José Bechara

Adolfo Montejo Navas

Lapiz – Revista Internacional de Arte, no. 249
January 2009



Galleries are not usually taken as studios or test fields in which to show a work-in-progress. That is quite a challenge, and, as such, it requires the dealer´s complicity. The José Bechara (Rio de Janeiro, 1957) exhibition is actually just that, a presentation of works in progress and aesthetic proposals that breathe a new air into his oeuvre. Particularly because the artist is inscribed in an artistic imagery characterized by working on rusty surfaces, using almost materials abstractions applied on unusual supports (lorry canvases, etc).

In view of the show, which is presented in two different venues, and, to a lesser extent, given the artist’s specific intervention at the Fundação Eva Klabin (also in Rio de Janeiro on the same dates), one could say that Bechara is in evolution, he is in the midst of an artistic transition. Here he revises the coordinates of his –initially pictorial- poetics, and sets his sights on new limits. In his sculptural installations, space now plays an essential role, as the protagonist that converses with the materials. The artist´s intervention at the Patio Herreriano in Valladolid also carried that power, that will to strike up a dialogue between space and common materiality (tables, chairs, windows, surfaces, fissures, hollows). The drawings in the other Rio gallery where the artist is showing his work propose another constructive solution, more hybrid and free.

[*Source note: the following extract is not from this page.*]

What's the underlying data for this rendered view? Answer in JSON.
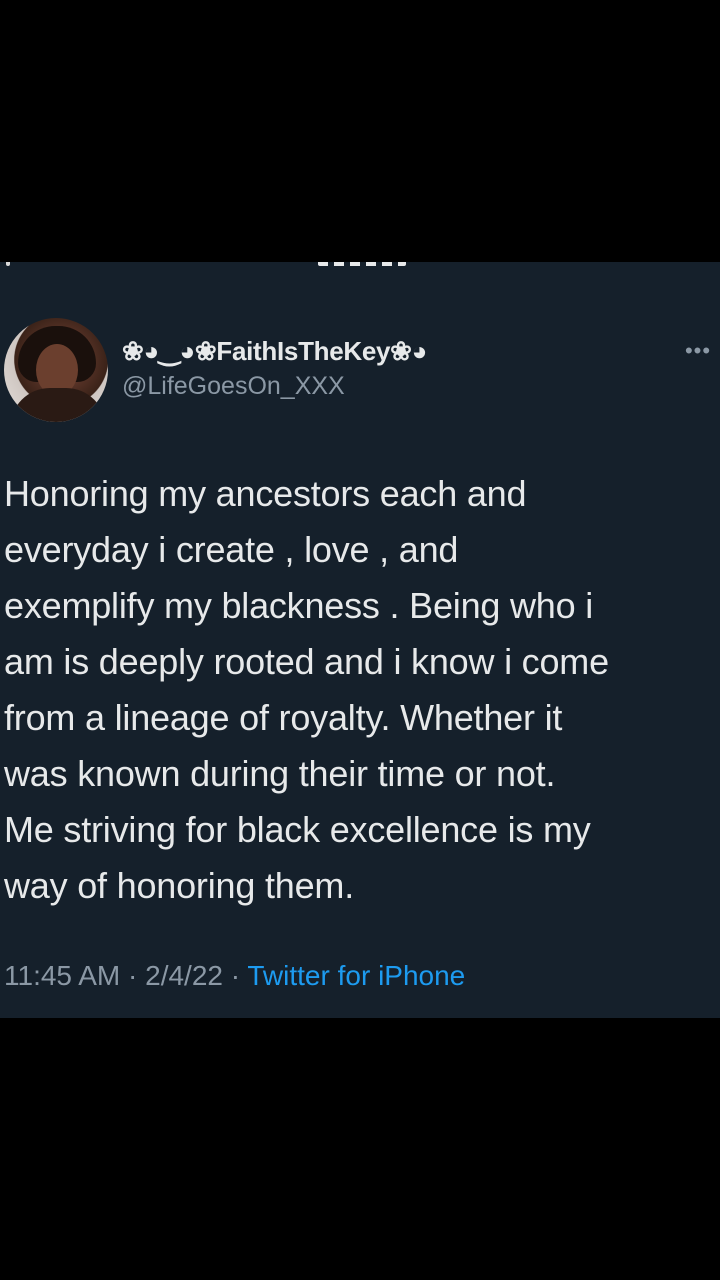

The Lurixs show presents seemingly contradictory paths. Alongside two large paintings that modify the essential elements of the previous proposals, the artist reconsiders the forms and the process of chromatic rusting (with cobalt and cooper producing new shades). This is, also, object-based painting, which requires development beyond its surface. The piece Gelosia gathers –and summarises– several aspects: the space is conquered by two glass panes placed in a corner, with shades of rust with extreme constructive rigour and a grey painted rectangle as the chromatic emanation of the emptiness composed by the panes. In all, the horizon of the piece seems ready to unfold, although it already mirrors –and not just insinuates– its deep potential as a pictorial-sculptural hybrid.